Regional Members of Parliament have called for the adoption of the One Laptop Per Child (OLPC) program by all five partner states of the East African Community (EAC).
This was one of the resolutions of the just concluded EAC Inter-Parliamentary Relations Seminar, which was dubbed Nanyuki IV that ended at Kigali Serena Hotel yesterday.
The OLPC program was launched by President Paul Kagame on Wednesday with a vision of empowering Rwandan children to acquire ICT skills at a young age.
“There is a huge technological gap in the teaching and learning environments between our schools and those in the rest of the world…this situation marginalizes our future generations.”
“It is recommended that the program of ‘One Laptop Per Child’ currently under implementation in Rwandan schools be adopted as a regional project with immediate effect,” reads one of the recommendations from the three-day seminar.
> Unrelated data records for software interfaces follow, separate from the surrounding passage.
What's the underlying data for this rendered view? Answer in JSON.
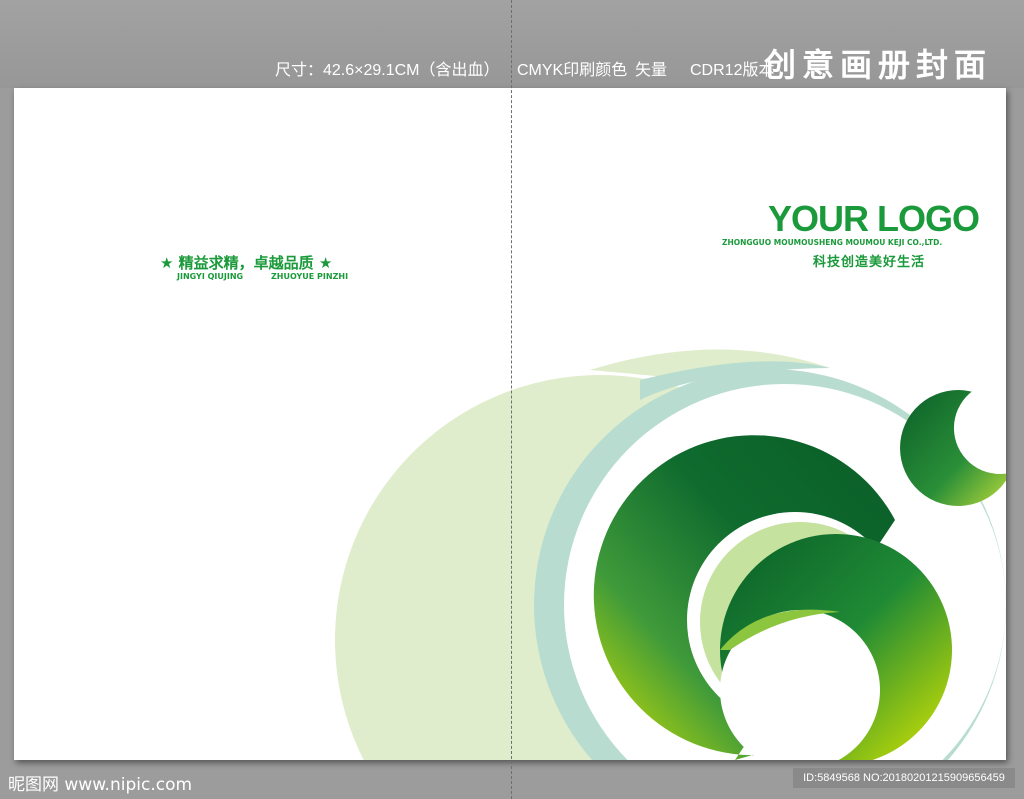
{
  "header": {
    "spec_size": "尺寸：42.6×29.1CM（含出血）",
    "spec_color": "CMYK印刷颜色",
    "spec_vector": "矢量",
    "spec_version": "CDR12版本",
    "title": "创意画册封面"
  },
  "cover": {
    "slogan": "★ 精益求精，卓越品质 ★",
    "slogan_pinyin_1": "JINGYI QIUJING",
    "slogan_pinyin_2": "ZHUOYUE PINZHI",
    "logo": "YOUR LOGO",
    "company": "ZHONGGUO MOUMOUSHENG MOUMOU KEJI CO.,LTD.",
    "tagline": "科技创造美好生活"
  },
  "footer": {
    "watermark": "昵图网 www.nipic.com",
    "id_text": "ID:5849568 NO:20180201215909656459"
  },
  "colors": {
    "brand_green": "#1a9a3a",
    "dark_green": "#0f6b2e",
    "light_green": "#e0edcc",
    "teal": "#b8ddd0"
  }
}
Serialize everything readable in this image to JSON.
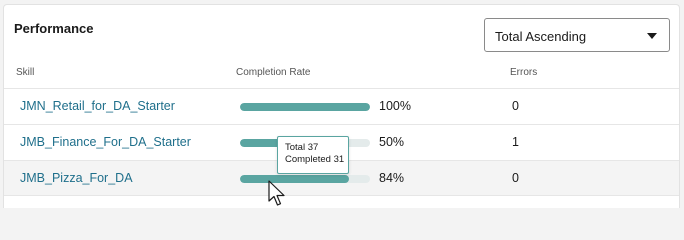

The parliamentarians tasked the Chairperson of the Council of Ministers, who is also Rwanda’s Minister for the EAC, Monique Mukaruliza, to take up the matter to the Summit.
Nanyuki IV brought together members of the East African Legislative Assembly (EALA) with parliamentarians from all the National Assemblies of partner states.
The MPs also proposed that all Ministers for the EAC Affairs be permanently stationed at the Tanzanian city of Arusha, which is also the seat for the bloc’s secretariat and the EALA, in order to boost the political support of EALA by the Secretariat.
This, however, received mixed feelings from some of the participants where some said that the issue be further scrutinized before recommending it for implementation.
“I propose that we look clearly into this issue before implementation because there might be some implications both political and economic from some of the partner States,” interjected Prosper Higiro, the Vice President of the Rwandan Senate.
During this seminar, Rwanda was represented by Senators as currently the newly elected members of Parliament are yet to be sworn-in.
The seminar also concluded that there had been inadequate consultation of the EALA and National Assemblies in the ongoing negotiations on the Common Market.
“The secretariat should therefore avail the Common Market Draft Protocol to National Assemblies and EALA and these consultations should be done by December 15,” reads the recommendation.
Other matters that arose during the seminar included the Economic Partnership Agreements (EPAs) between the EAC and the European Union, which they said was a raw deal that was poorly negotiated.
They called for all stakeholders to engage EPA negotiators by registering their respective concerns before the final signatures are appended to the agreements.
The seminar marked the end of the EALA which have taking place been in Rwanda for almost a month. During their stay, they, the EAC legislators also observed the recent parliamentary elections.